■ Work task ■
Write down the lines exactly as they appear, from the one that contains "Enumerate this screenshot's" through the final line of the records, so that both ends are kept and no pictures come along.

■ Data in this exercise ■
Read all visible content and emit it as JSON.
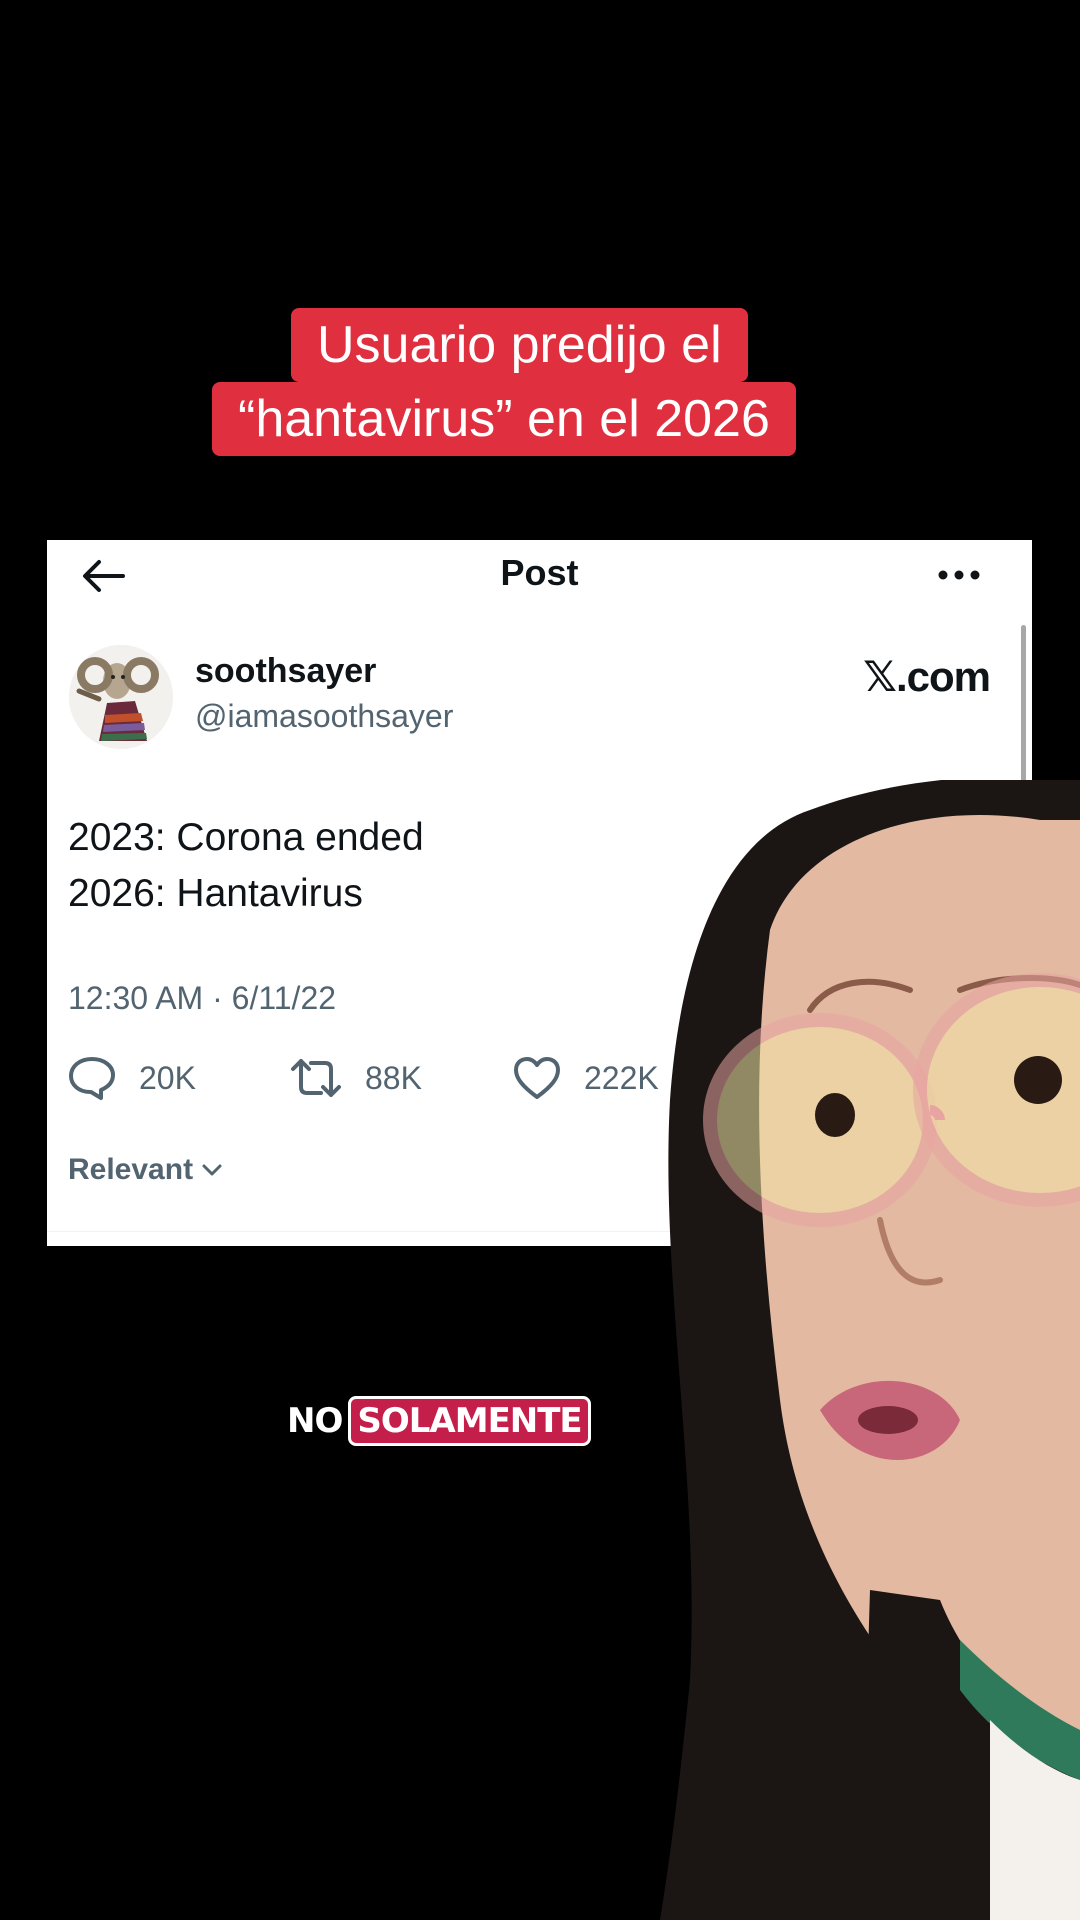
{
  "headline": {
    "line1": "Usuario predijo el",
    "line2": "“hantavirus” en el 2026"
  },
  "post": {
    "nav_title": "Post",
    "author_name": "soothsayer",
    "author_handle": "@iamasoothsayer",
    "watermark_suffix": ".com",
    "text_lines": [
      "2023: Corona ended",
      "2026: Hantavirus"
    ],
    "timestamp": "12:30 AM · 6/11/22",
    "stats": {
      "replies": "20K",
      "reposts": "88K",
      "likes": "222K"
    },
    "sort_label": "Relevant"
  },
  "subtitle": {
    "word1": "NO",
    "word2": "SOLAMENTE"
  },
  "colors": {
    "headline_bg": "#e0303f",
    "subtitle_highlight": "#c41f4a",
    "text_primary": "#0f1419",
    "text_secondary": "#536471"
  }
}
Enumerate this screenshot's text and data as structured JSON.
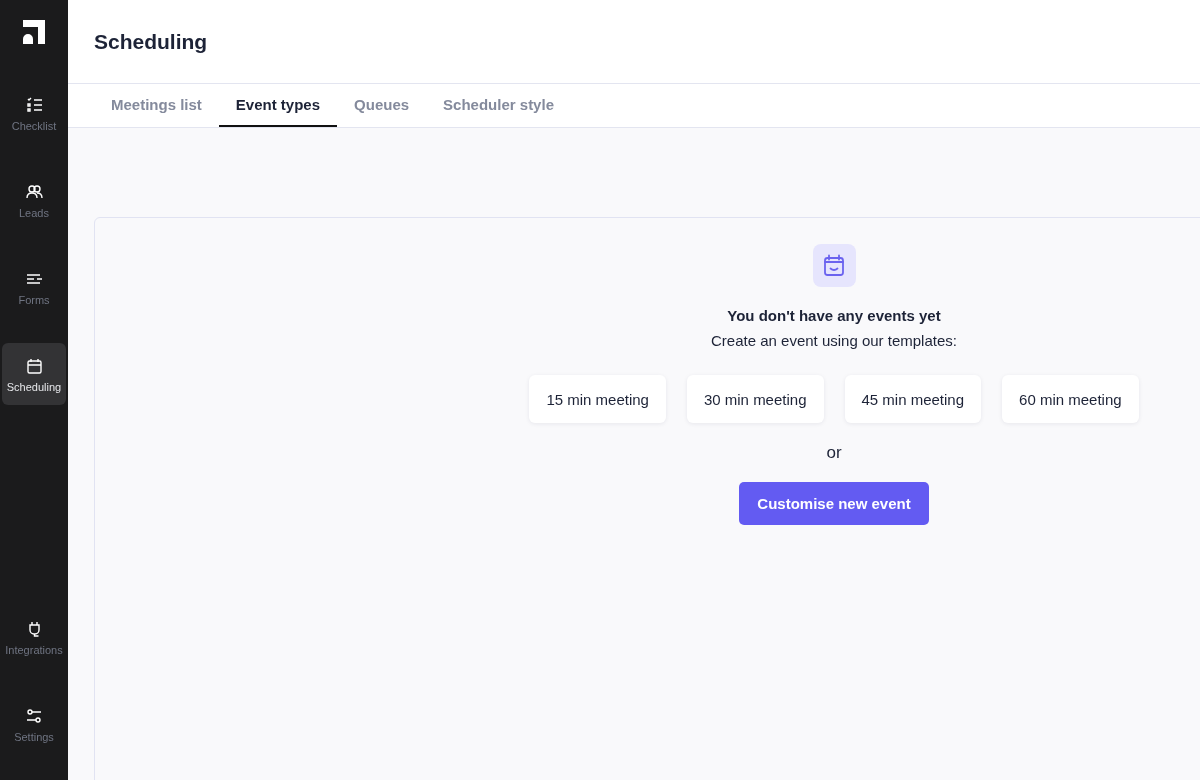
{
  "sidebar": {
    "items": [
      {
        "label": "Checklist",
        "selected": false
      },
      {
        "label": "Leads",
        "selected": false
      },
      {
        "label": "Forms",
        "selected": false
      },
      {
        "label": "Scheduling",
        "selected": true
      }
    ],
    "bottom_items": [
      {
        "label": "Integrations",
        "selected": false
      },
      {
        "label": "Settings",
        "selected": false
      }
    ]
  },
  "header": {
    "title": "Scheduling"
  },
  "tabs": [
    {
      "label": "Meetings list",
      "selected": false
    },
    {
      "label": "Event types",
      "selected": true
    },
    {
      "label": "Queues",
      "selected": false
    },
    {
      "label": "Scheduler style",
      "selected": false
    }
  ],
  "empty_state": {
    "title": "You don't have any events yet",
    "subtitle": "Create an event using our templates:",
    "templates": [
      "15 min meeting",
      "30 min meeting",
      "45 min meeting",
      "60 min meeting"
    ],
    "separator": "or",
    "primary_button": "Customise new event"
  }
}
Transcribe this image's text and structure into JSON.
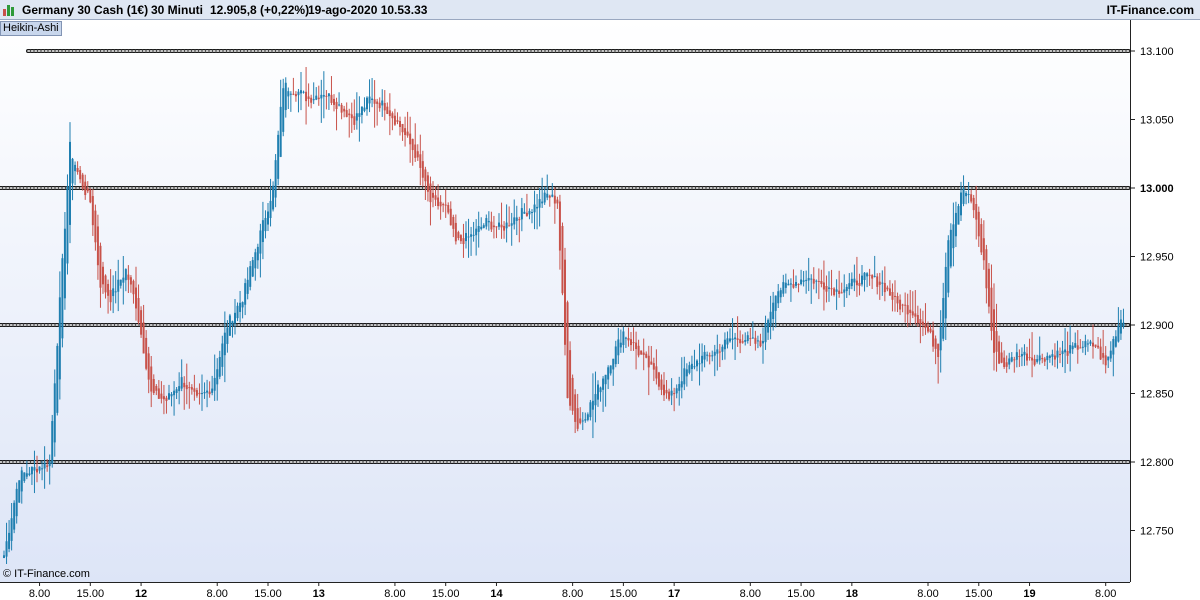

■ Finished task ■
Enumerate this screenshot's text and data as structured JSON.
{
  "sidebar": {
    "items": [
      {
        "label": "Checklist",
        "selected": false
      },
      {
        "label": "Leads",
        "selected": false
      },
      {
        "label": "Forms",
        "selected": false
      },
      {
        "label": "Scheduling",
        "selected": true
      }
    ],
    "bottom_items": [
      {
        "label": "Integrations",
        "selected": false
      },
      {
        "label": "Settings",
        "selected": false
      }
    ]
  },
  "header": {
    "title": "Scheduling"
  },
  "tabs": [
    {
      "label": "Meetings list",
      "selected": false
    },
    {
      "label": "Event types",
      "selected": true
    },
    {
      "label": "Queues",
      "selected": false
    },
    {
      "label": "Scheduler style",
      "selected": false
    }
  ],
  "empty_state": {
    "title": "You don't have any events yet",
    "subtitle": "Create an event using our templates:",
    "templates": [
      "15 min meeting",
      "30 min meeting",
      "45 min meeting",
      "60 min meeting"
    ],
    "separator": "or",
    "primary_button": "Customise new event"
  }
}
Transcribe this image's text and structure into JSON.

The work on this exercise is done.